### WHAT YOU HAVE TO DO
Below are records; copy every line in them that holds the word "value".

### STUDY MATERIAL
**********
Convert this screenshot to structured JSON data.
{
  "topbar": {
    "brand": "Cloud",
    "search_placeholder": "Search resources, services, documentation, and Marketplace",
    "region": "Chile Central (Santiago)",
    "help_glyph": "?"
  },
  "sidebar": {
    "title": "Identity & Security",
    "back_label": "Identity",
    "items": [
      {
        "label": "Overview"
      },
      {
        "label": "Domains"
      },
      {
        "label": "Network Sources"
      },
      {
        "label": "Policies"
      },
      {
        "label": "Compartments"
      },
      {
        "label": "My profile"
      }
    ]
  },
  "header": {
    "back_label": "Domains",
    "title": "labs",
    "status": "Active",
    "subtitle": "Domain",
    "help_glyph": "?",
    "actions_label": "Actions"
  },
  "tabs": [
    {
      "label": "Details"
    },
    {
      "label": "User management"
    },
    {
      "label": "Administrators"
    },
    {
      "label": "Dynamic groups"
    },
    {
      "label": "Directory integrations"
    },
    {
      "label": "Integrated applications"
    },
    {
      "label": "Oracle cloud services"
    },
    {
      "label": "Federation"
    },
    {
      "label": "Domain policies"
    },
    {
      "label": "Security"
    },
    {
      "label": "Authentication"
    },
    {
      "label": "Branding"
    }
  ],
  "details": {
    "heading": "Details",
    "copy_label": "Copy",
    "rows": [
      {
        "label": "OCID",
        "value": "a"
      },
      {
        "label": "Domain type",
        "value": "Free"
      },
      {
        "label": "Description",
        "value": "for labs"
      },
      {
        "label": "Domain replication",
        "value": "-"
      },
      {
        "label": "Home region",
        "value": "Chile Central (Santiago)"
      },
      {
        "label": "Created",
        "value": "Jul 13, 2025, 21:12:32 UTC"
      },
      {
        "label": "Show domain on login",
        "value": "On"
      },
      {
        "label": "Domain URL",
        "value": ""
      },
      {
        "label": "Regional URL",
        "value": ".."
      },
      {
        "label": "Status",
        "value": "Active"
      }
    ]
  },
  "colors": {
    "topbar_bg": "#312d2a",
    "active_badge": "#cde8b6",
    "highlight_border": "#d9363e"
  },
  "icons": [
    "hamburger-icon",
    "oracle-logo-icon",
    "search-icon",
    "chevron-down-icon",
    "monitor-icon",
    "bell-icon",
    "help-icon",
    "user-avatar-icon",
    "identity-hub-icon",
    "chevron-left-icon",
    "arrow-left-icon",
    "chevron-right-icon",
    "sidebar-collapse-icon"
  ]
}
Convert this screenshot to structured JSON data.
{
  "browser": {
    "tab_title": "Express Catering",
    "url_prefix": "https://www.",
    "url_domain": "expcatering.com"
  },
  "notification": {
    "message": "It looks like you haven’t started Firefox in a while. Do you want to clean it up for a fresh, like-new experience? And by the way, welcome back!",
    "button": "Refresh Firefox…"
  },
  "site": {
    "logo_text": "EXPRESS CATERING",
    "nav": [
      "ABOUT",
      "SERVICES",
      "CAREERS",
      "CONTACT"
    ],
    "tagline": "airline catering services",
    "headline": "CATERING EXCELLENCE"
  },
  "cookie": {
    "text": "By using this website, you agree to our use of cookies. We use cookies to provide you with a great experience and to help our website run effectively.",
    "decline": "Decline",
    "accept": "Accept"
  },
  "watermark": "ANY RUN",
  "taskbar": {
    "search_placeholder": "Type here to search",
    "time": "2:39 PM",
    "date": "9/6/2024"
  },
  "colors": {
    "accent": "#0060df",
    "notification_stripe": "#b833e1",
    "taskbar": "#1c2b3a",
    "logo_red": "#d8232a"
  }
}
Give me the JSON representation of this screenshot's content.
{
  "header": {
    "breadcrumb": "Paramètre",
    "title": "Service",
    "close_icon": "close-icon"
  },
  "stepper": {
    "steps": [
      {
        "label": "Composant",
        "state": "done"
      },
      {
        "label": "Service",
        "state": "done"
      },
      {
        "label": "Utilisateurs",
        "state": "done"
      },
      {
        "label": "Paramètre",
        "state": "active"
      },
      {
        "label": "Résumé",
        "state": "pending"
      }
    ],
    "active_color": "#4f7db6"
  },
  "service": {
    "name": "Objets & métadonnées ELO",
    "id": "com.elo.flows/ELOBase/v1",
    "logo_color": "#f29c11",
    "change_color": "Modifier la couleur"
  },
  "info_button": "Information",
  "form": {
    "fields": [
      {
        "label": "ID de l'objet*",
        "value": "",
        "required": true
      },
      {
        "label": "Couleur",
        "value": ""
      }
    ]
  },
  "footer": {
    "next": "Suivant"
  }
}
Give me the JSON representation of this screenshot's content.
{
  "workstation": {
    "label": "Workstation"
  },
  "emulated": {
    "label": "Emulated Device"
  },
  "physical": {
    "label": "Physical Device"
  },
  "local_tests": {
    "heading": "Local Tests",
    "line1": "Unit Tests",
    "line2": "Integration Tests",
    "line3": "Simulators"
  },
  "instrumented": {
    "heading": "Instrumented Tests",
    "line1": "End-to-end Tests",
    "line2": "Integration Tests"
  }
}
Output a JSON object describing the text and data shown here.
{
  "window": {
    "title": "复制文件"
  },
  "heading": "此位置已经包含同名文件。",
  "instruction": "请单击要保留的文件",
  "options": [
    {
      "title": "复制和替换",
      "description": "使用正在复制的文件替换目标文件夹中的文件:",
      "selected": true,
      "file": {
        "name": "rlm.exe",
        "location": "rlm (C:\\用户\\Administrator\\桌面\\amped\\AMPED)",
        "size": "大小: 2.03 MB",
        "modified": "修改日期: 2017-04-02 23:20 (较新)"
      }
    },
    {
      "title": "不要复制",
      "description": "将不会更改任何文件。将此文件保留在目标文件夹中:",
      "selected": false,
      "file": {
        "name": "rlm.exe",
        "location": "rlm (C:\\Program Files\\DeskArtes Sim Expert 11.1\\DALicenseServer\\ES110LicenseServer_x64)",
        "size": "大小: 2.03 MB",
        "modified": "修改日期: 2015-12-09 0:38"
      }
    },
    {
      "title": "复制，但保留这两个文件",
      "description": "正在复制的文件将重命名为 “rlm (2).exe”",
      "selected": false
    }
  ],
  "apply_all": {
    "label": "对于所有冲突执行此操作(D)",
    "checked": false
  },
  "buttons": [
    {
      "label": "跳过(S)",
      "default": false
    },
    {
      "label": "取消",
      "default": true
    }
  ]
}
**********
### RESPONSE TO THIS EXERCISE
        "value": "a"
        "value": "Free"
        "value": "for labs"
        "value": "-"
        "value": "Chile Central (Santiago)"
        "value": "Jul 13, 2025, 21:12:32 UTC"
        "value": "On"
        "value": ""
        "value": ".."
        "value": "Active"
        "value": "",
        "value": ""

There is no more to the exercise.